When purchasing a property that is on the market because the former tenant went into administration, there are a number of risk-minimising measures that you can take, says Claire Timmings
You are looking at expanding your business and a portfolio of restaurants has recently come on the market as one of your former competitors has gone into administration.
You have been locked in a bidding war to purchase the properties, but you are concerned because at least two of the properties are in a fairly poor state of repair and the landlords are insisting that all previous rent arrears are paid to allow the leases to be transferred to you. Could you be required to take on these liabilities if you proceed?
When a company goes into administration, a moratorium is imposed over all of its assets and liabilities, which means that any party which is trying to enforce its obligations against it (including a landlord of a lease) cannot do so unless they get the consent of the administrators or the court authorises this.
In practice, this means that most landlords have their hands tied while a tenant company is in administration, and have a stalemate situation where the administrators are looking to dispose of the property but still need the landlord's consent to allow it to transfer the lease to a third party.
Under most leases a landlord can usually insist on certain conditions being satisfied before consent is given to allow the sale. This can include payment of any outstanding rent and sufficient security being given to guarantee the liabilities of any proposed tenant on the lease.
Ideally you should, when you are looking to put in a bid for properties, try and get as much information in advance about them and obtain a survey of the property to check if there are any repair issues or problems and ask for details of any outstanding arrears and other payments.
Administrators will normally have limited information on the property, but will have obtained some financial background to assess the position of the company in the administration.
There are likely to be missing lease documents and other materials, so the scope of your due diligence may have to be limited, but you need to factor that into the price that you are prepared to pay for buying the properties.
Always carry out a detailed survey of the property before agreeing to take on the lease.
Get your solicitors to undertake searches and enquiries, and obtain copies of documents from the Land Registry and the landlord's solicitors where possible so you have full information.
If it could be difficult for the landlord to re-let the property, you may be able to negotiate terms to mitigate some of the liabilities under the lease; for example, limiting the repair obligation by reference to an agreed schedule of condition showing those items you are not required to remedy and an agreement on any past arrears.
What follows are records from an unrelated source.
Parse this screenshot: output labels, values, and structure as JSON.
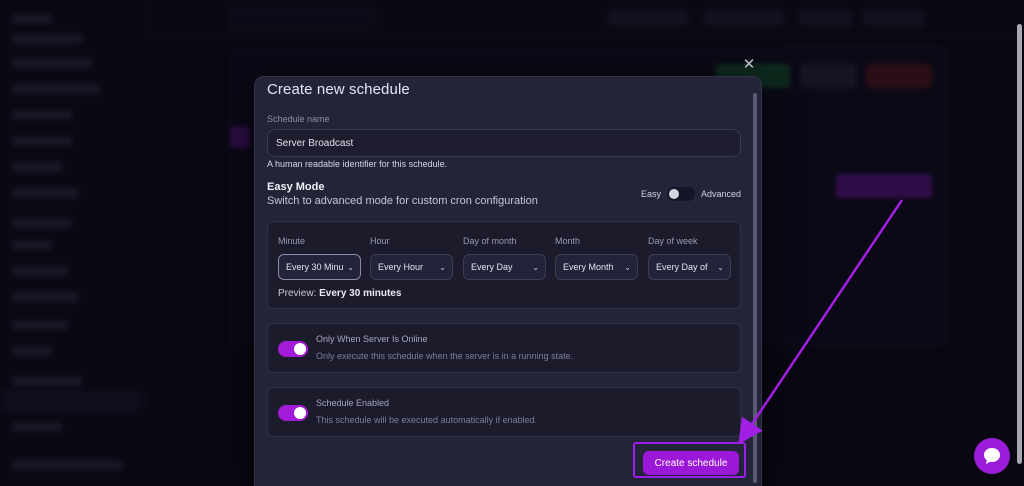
{
  "modal": {
    "title": "Create new schedule",
    "name_label": "Schedule name",
    "name_value": "Server Broadcast",
    "name_help": "A human readable identifier for this schedule.",
    "easy_title": "Easy Mode",
    "easy_desc": "Switch to advanced mode for custom cron configuration",
    "easy_left": "Easy",
    "easy_right": "Advanced",
    "cron": [
      {
        "label": "Minute",
        "value": "Every 30 Minu"
      },
      {
        "label": "Hour",
        "value": "Every Hour"
      },
      {
        "label": "Day of month",
        "value": "Every Day"
      },
      {
        "label": "Month",
        "value": "Every Month"
      },
      {
        "label": "Day of week",
        "value": "Every Day of"
      }
    ],
    "preview_label": "Preview:",
    "preview_value": "Every 30 minutes",
    "option1_title": "Only When Server Is Online",
    "option1_desc": "Only execute this schedule when the server is in a running state.",
    "option2_title": "Schedule Enabled",
    "option2_desc": "This schedule will be executed automatically if enabled.",
    "submit_label": "Create schedule",
    "close_symbol": "✕"
  },
  "colors": {
    "accent": "#9b18d8",
    "modal_bg": "#242438"
  }
}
Avoid giving any personal guarantees on any lease assignment and seek where possible (depending on your cashflow) to only provide a rent deposit which should be limited to a given amount of rent for a fixed period. Try and negotiate early release mechanisms with the landlord so that if net profits exceed three times the annual rent for three years the rent deposit will be released (or if earlier on assignment or at the end of the lease).
If you buy a property from an administrator, they will not accept any responsibility or liability on it as they will not be in a position to do so.
The landlords will try and pass on the liability to you as the new tenant, so you need to make sure you mitigate the extent of your liability where possible and negotiate with the landlord if market conditions allow. Any landlord is likely to prefer keeping a tenant in situ rather than having an empty property and be liable for business rates.
Claire Timmings is a retail and leisure property lawyer at Charles Russell Speechlys